John August Swanson makes his home in Los Angeles, California, where he was born in 1938. He paints in oil,
watercolor, acrylic and mixed media, and is a master printmaker of limited edition serigraphs, lithographs and etchings.
The art of John Swanson is about "bringing stories to life." His creative vision reflects the wonderful gift
of storytelling he inherited from his Mexican mother and Swedish father. His inherently narrative work explores human values,
cultural roots and his ongoing quest for self-discovery through visual images. John's work is influenced by the imagery of
Persian and medieval miniatures, the tradition of Orthodox iconography, Swedish and Latin American folk art and Diego Rivera
and the Mexican muralists.
John didn't really find his artistic avocation until he was 30 years old.

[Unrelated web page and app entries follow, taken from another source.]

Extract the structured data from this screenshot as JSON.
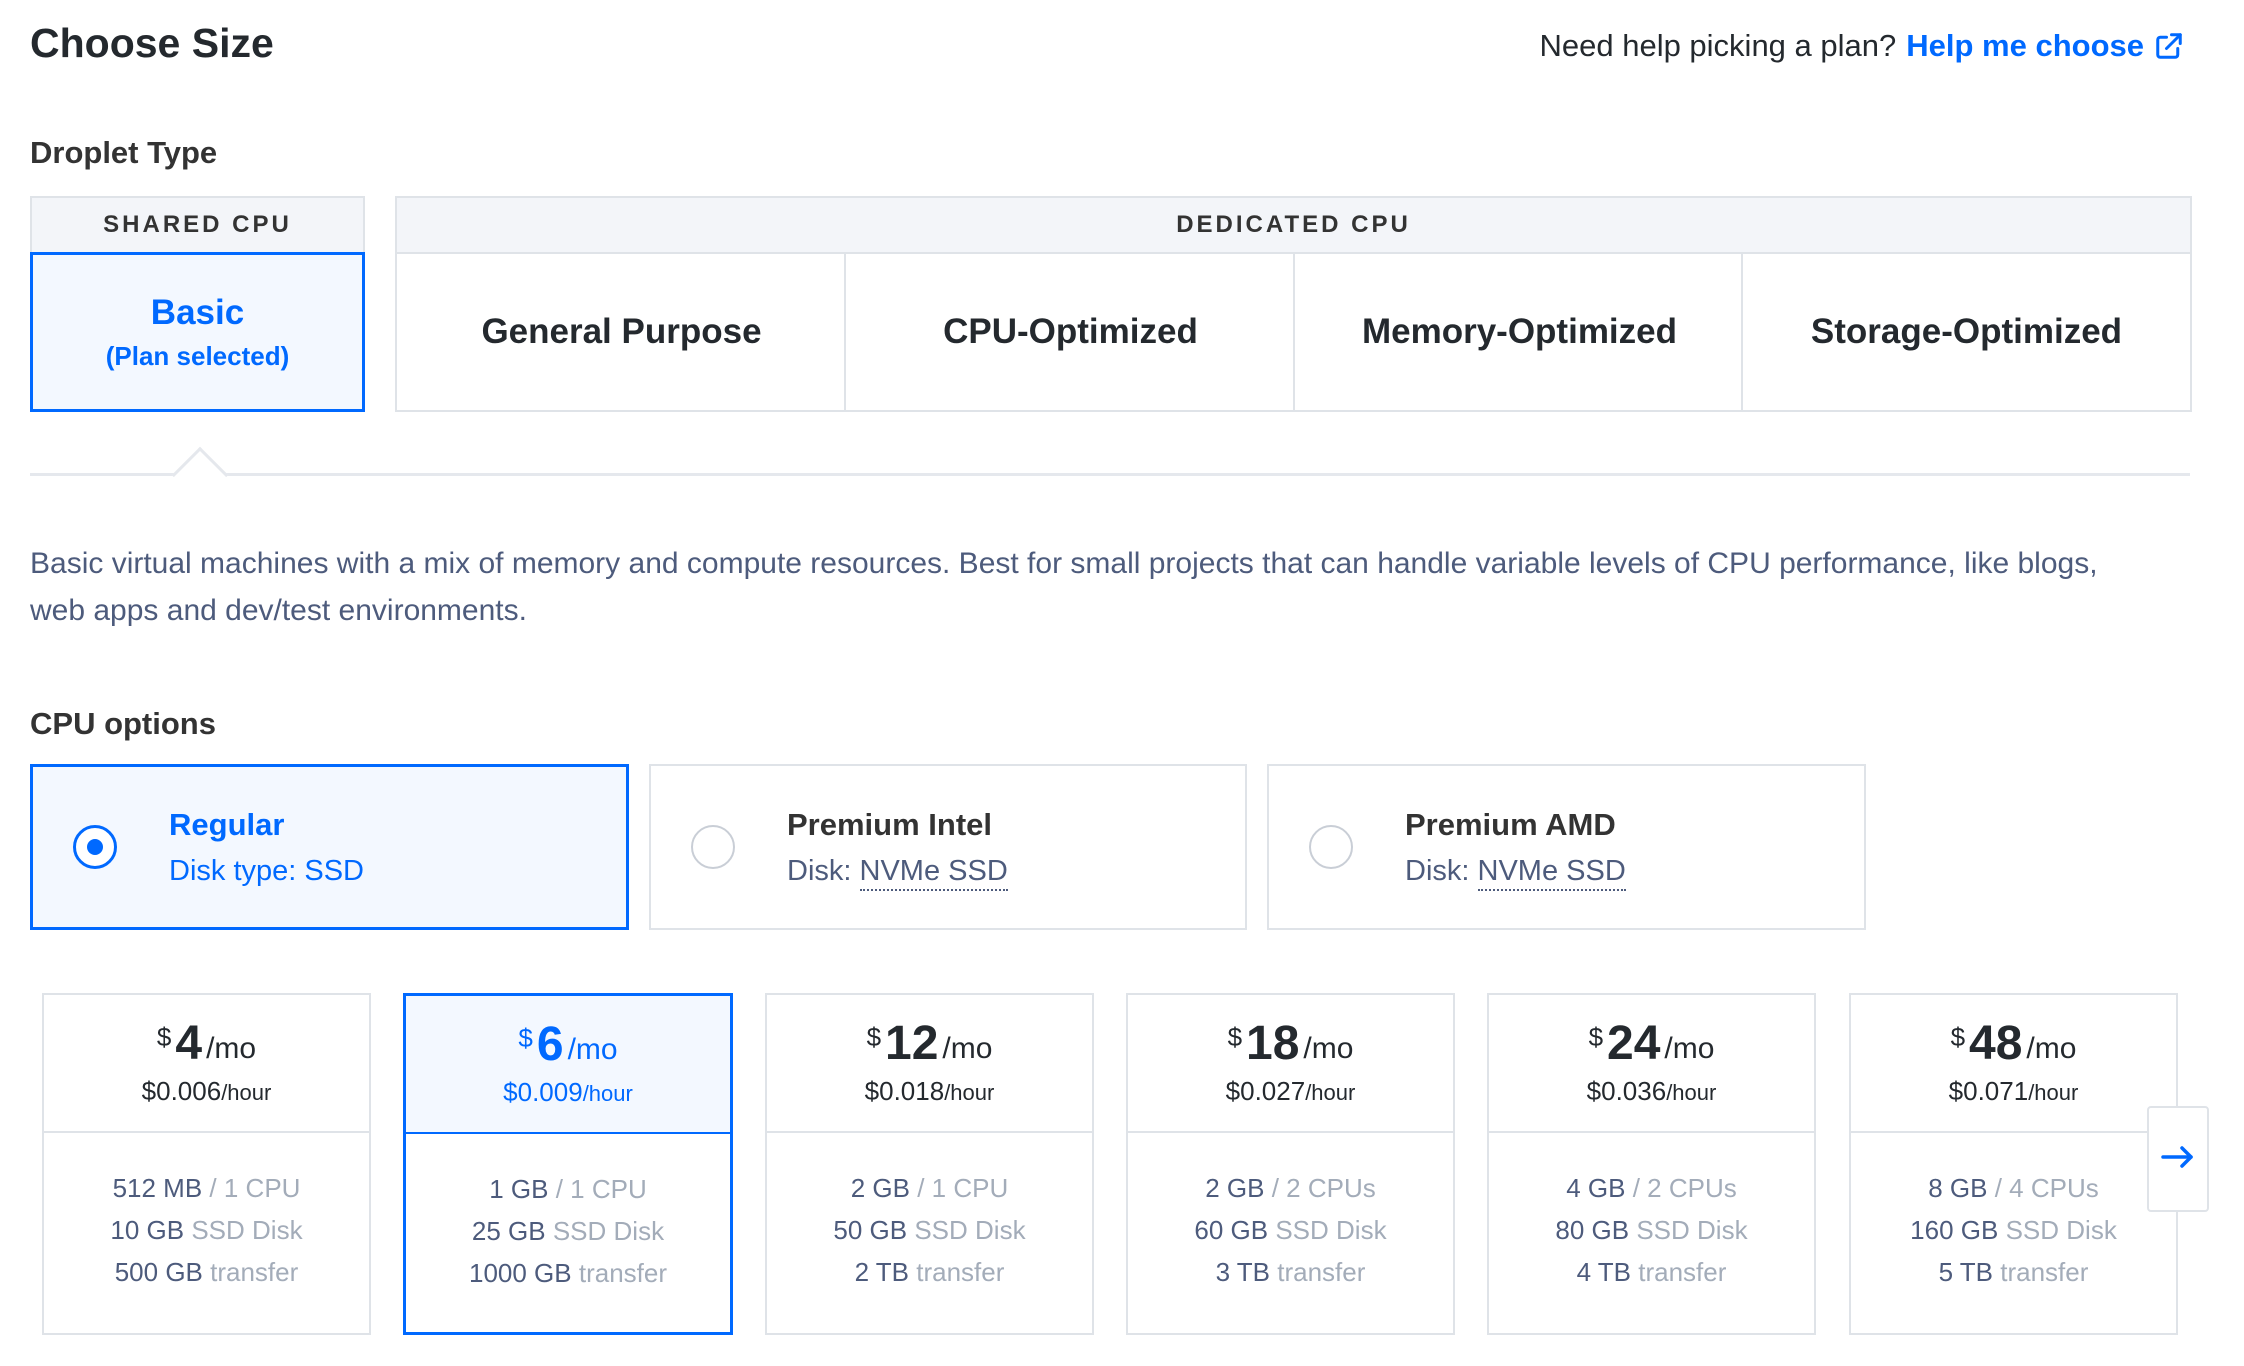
{
  "header": {
    "title": "Choose Size",
    "help_text": "Need help picking a plan?",
    "help_link": "Help me choose"
  },
  "droplet_type": {
    "label": "Droplet Type",
    "shared_header": "SHARED CPU",
    "dedicated_header": "DEDICATED CPU",
    "basic": {
      "label": "Basic",
      "sub": "(Plan selected)"
    },
    "dedicated": [
      {
        "label": "General Purpose"
      },
      {
        "label": "CPU-Optimized"
      },
      {
        "label": "Memory-Optimized"
      },
      {
        "label": "Storage-Optimized"
      }
    ]
  },
  "description": "Basic virtual machines with a mix of memory and compute resources. Best for small projects that can handle variable levels of CPU performance, like blogs, web apps and dev/test environments.",
  "cpu_options": {
    "label": "CPU options",
    "items": [
      {
        "title": "Regular",
        "sub": "Disk type: SSD",
        "selected": true
      },
      {
        "title": "Premium Intel",
        "sub_prefix": "Disk:",
        "sub_value": "NVMe SSD",
        "selected": false
      },
      {
        "title": "Premium AMD",
        "sub_prefix": "Disk:",
        "sub_value": "NVMe SSD",
        "selected": false
      }
    ]
  },
  "plans": [
    {
      "currency": "$",
      "amount": "4",
      "per": "/mo",
      "hourly": "$0.006",
      "hourly_unit": "/hour",
      "mem": "512 MB",
      "cpu": "/ 1 CPU",
      "disk": "10 GB",
      "disk_label": "SSD Disk",
      "transfer": "500 GB",
      "transfer_label": "transfer"
    },
    {
      "currency": "$",
      "amount": "6",
      "per": "/mo",
      "hourly": "$0.009",
      "hourly_unit": "/hour",
      "mem": "1 GB",
      "cpu": "/ 1 CPU",
      "disk": "25 GB",
      "disk_label": "SSD Disk",
      "transfer": "1000 GB",
      "transfer_label": "transfer"
    },
    {
      "currency": "$",
      "amount": "12",
      "per": "/mo",
      "hourly": "$0.018",
      "hourly_unit": "/hour",
      "mem": "2 GB",
      "cpu": "/ 1 CPU",
      "disk": "50 GB",
      "disk_label": "SSD Disk",
      "transfer": "2 TB",
      "transfer_label": "transfer"
    },
    {
      "currency": "$",
      "amount": "18",
      "per": "/mo",
      "hourly": "$0.027",
      "hourly_unit": "/hour",
      "mem": "2 GB",
      "cpu": "/ 2 CPUs",
      "disk": "60 GB",
      "disk_label": "SSD Disk",
      "transfer": "3 TB",
      "transfer_label": "transfer"
    },
    {
      "currency": "$",
      "amount": "24",
      "per": "/mo",
      "hourly": "$0.036",
      "hourly_unit": "/hour",
      "mem": "4 GB",
      "cpu": "/ 2 CPUs",
      "disk": "80 GB",
      "disk_label": "SSD Disk",
      "transfer": "4 TB",
      "transfer_label": "transfer"
    },
    {
      "currency": "$",
      "amount": "48",
      "per": "/mo",
      "hourly": "$0.071",
      "hourly_unit": "/hour",
      "mem": "8 GB",
      "cpu": "/ 4 CPUs",
      "disk": "160 GB",
      "disk_label": "SSD Disk",
      "transfer": "5 TB",
      "transfer_label": "transfer"
    }
  ],
  "selected_plan_index": 1,
  "colors": {
    "accent": "#0069ff",
    "border": "#dfe3e8",
    "selected_bg": "#f3f8ff"
  },
  "icons": {
    "external": "external-link-icon",
    "next": "arrow-right-icon"
  }
}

Hounded by a sense of failure and weary
of drifting without goals, he decided to take an evening class on lettering and design from Sister Corita Kent at Immaculate

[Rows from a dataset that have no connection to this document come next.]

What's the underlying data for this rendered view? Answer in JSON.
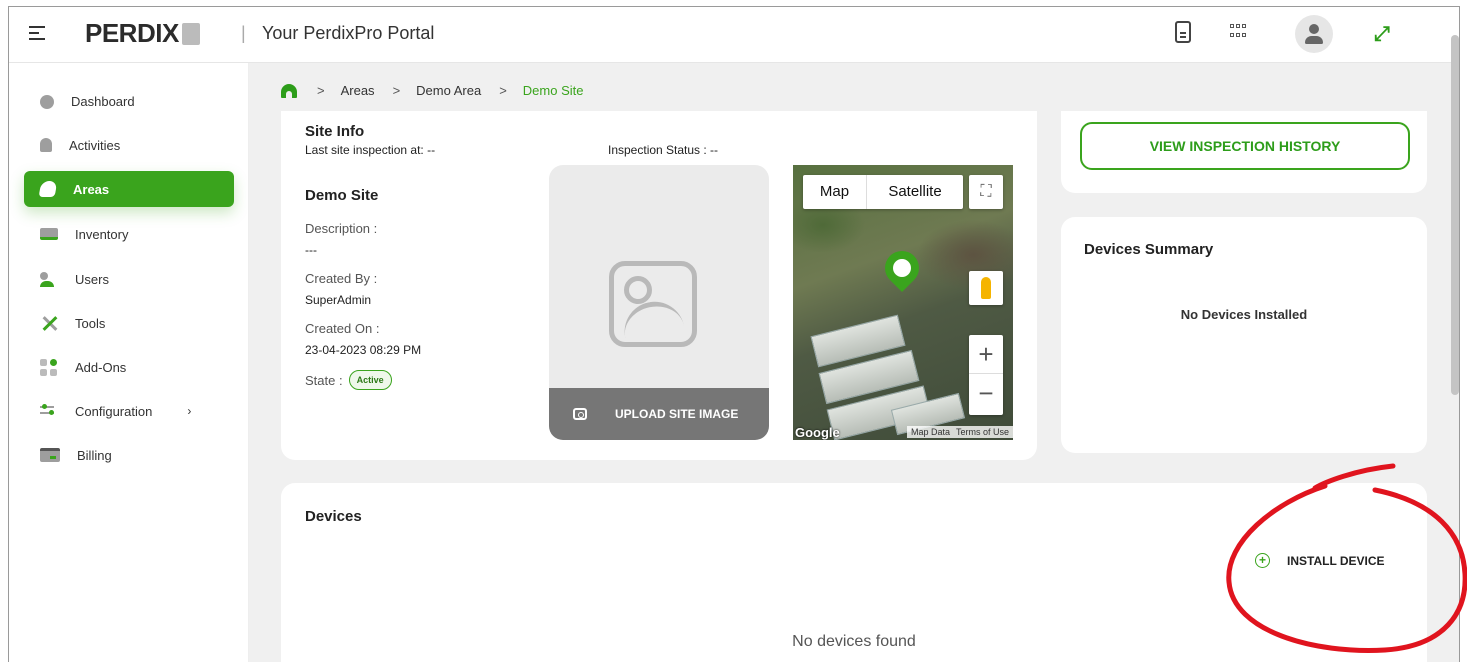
{
  "header": {
    "logo": "PERDIX",
    "portal_title": "Your PerdixPro Portal",
    "separator": "|"
  },
  "sidebar": {
    "items": [
      {
        "label": "Dashboard"
      },
      {
        "label": "Activities"
      },
      {
        "label": "Areas"
      },
      {
        "label": "Inventory"
      },
      {
        "label": "Users"
      },
      {
        "label": "Tools"
      },
      {
        "label": "Add-Ons"
      },
      {
        "label": "Configuration"
      },
      {
        "label": "Billing"
      }
    ],
    "active": "Areas"
  },
  "breadcrumb": {
    "items": [
      "Areas",
      "Demo Area"
    ],
    "current": "Demo Site",
    "separator": ">"
  },
  "site_info": {
    "title": "Site Info",
    "last_inspection": "Last site inspection at: --",
    "inspection_status": "Inspection Status : --",
    "site_name": "Demo Site",
    "description_label": "Description :",
    "description_value": "---",
    "created_by_label": "Created By :",
    "created_by_value": "SuperAdmin",
    "created_on_label": "Created On :",
    "created_on_value": "23-04-2023 08:29 PM",
    "state_label": "State :",
    "state_value": "Active",
    "upload_label": "UPLOAD SITE IMAGE"
  },
  "map": {
    "map_tab": "Map",
    "satellite_tab": "Satellite",
    "zoom_in": "+",
    "zoom_out": "−",
    "google": "Google",
    "map_data": "Map Data",
    "terms": "Terms of Use"
  },
  "inspection_history_button": "VIEW INSPECTION HISTORY",
  "devices_summary": {
    "title": "Devices Summary",
    "empty_text": "No Devices Installed"
  },
  "devices": {
    "title": "Devices",
    "install_label": "INSTALL DEVICE",
    "empty_text": "No devices found"
  },
  "colors": {
    "accent": "#3aa41d",
    "annotation": "#e0141e"
  }
}
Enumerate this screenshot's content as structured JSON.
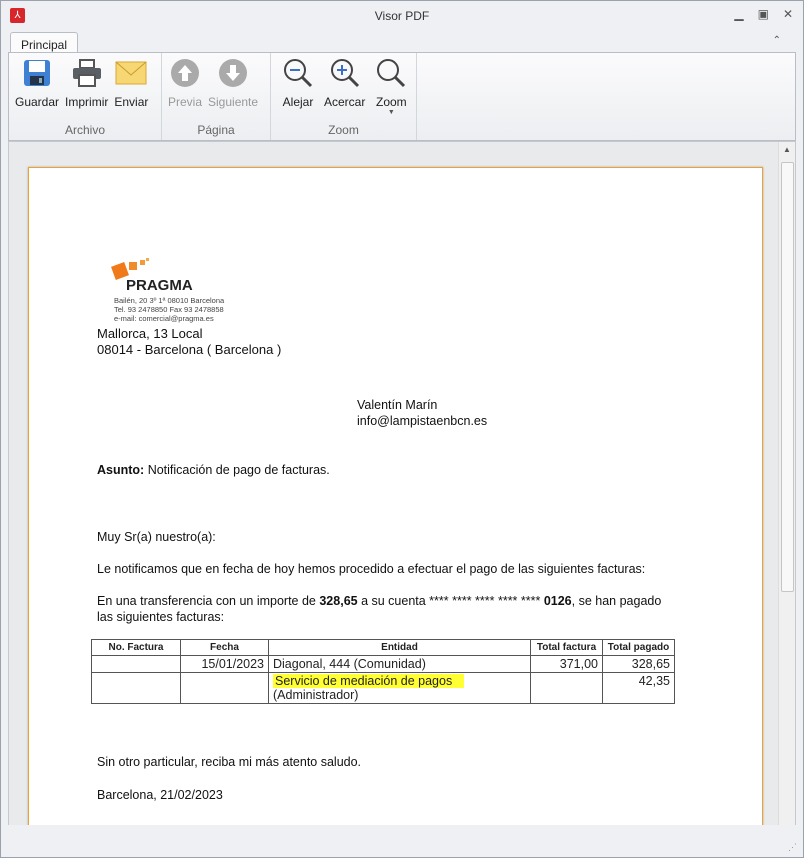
{
  "window": {
    "title": "Visor PDF"
  },
  "tabs": [
    {
      "label": "Principal"
    }
  ],
  "ribbon": {
    "groups": [
      {
        "label": "Archivo",
        "buttons": [
          "Guardar",
          "Imprimir",
          "Enviar"
        ]
      },
      {
        "label": "Página",
        "buttons": [
          "Previa",
          "Siguiente"
        ]
      },
      {
        "label": "Zoom",
        "buttons": [
          "Alejar",
          "Acercar",
          "Zoom"
        ]
      }
    ]
  },
  "document": {
    "logo_text": "PRAGMA",
    "logo_lines": [
      "Bailén, 20 3º 1ª 08010 Barcelona",
      "Tel. 93 2478850 Fax 93 2478858",
      "e-mail: comercial@pragma.es"
    ],
    "sender_address": [
      "Mallorca, 13 Local",
      "08014 - Barcelona ( Barcelona )"
    ],
    "recipient": [
      "Valentín Marín",
      "info@lampistaenbcn.es"
    ],
    "subject_label": "Asunto:",
    "subject": " Notificación de pago de facturas.",
    "greeting": "Muy Sr(a) nuestro(a):",
    "para1": "Le notificamos que en fecha de hoy hemos procedido a efectuar el pago de las siguientes facturas:",
    "para2_a": "En una transferencia con un importe de ",
    "para2_amount": "328,65",
    "para2_b": " a su cuenta **** **** **** **** **** ",
    "para2_account": "0126",
    "para2_c": ", se han pagado",
    "para2_line2": "las siguientes facturas:",
    "table": {
      "headers": [
        "No. Factura",
        "Fecha",
        "Entidad",
        "Total factura",
        "Total pagado"
      ],
      "rows": [
        {
          "no": "",
          "fecha": "15/01/2023",
          "entidad": "Diagonal, 444 (Comunidad)",
          "entidad2": "",
          "total": "371,00",
          "pagado": "328,65"
        },
        {
          "no": "",
          "fecha": "",
          "entidad": "Servicio de mediación de pagos",
          "entidad2": "(Administrador)",
          "total": "",
          "pagado": "42,35"
        }
      ]
    },
    "closing": "Sin otro particular, reciba mi más atento saludo.",
    "place_date": "Barcelona, 21/02/2023"
  }
}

Heart College in Los Angeles. Corita Kent (1918-1986) was a highly respected artist, famous for her colorful silk screens.
Her art and teaching had a powerful impact on the direction of John's spiritual and creative life.
"Corita saved my life," Swanson says. "She became a mentor and helped me find the door that had been closed in
my life. She opened me to art and ideas. She helped me find healing." John credits Corita with introducing him to his primary
art form, the silk-screen process and guiding him to discover his own artistic path and voice. She helped him integrate his
deep-seated faith and strong sense of social justice into his life and art.
When reflecting on his art, John Swanson often returns to the idea of "seeing the sacred in the ordinary." This
is his perennial theme. His art explores how everyday life is filled with the divine and how those going about their daily tasks
have God living within them. The artist-writer Gertrude Mueller Nelson writes that John's art is, "about infusing the world
with a vision of the holy and discovering the divine in the earthly task at hand." This is the inspiration for John's creative
vision and the driving force for his art.
To John, art is a social act meant to engage and empower the viewer. He sees himself as one who holds up the
values of the community and retells its important stories so we can reconnect with the shared communal values that form our
cultural roots. John's richly narrative art explores the diversity of the human experience with an emotional simplicity and
spiritual directness. It gives a fresh perspective that empowers us to see the familiar events, scenes and stories of our lives
with a renewed and revitalized vision.
Much of John's art is inspired by the many stories in the Bible. His creative, visual re-telling of these ancient
tales enable us to see them with new eyes and rediscover their power and meaning for our own lives. They become parables of
everyday life enabling us to see the sacred in the ordinary and embrace anew the wonder and mystery of life. He reminds us that
God is always there. We just have to take the time to look, see and feel His presence.
John Swanson's art has been displayed in some of the world's most prestigious venues. These include the
Smithsonian's National Museum of American History, The Art Institute of Chicago, London's Tate Gallery, the Vatican Museum's
Collection of Modern Religious Art, and the Bibliotheque Nationale in Paris, among others. Candler School of Theology at Emory
University in Atlanta has 55 of John Swanson's art on permanent display and is the largest single collection of Swanson's art
in the world.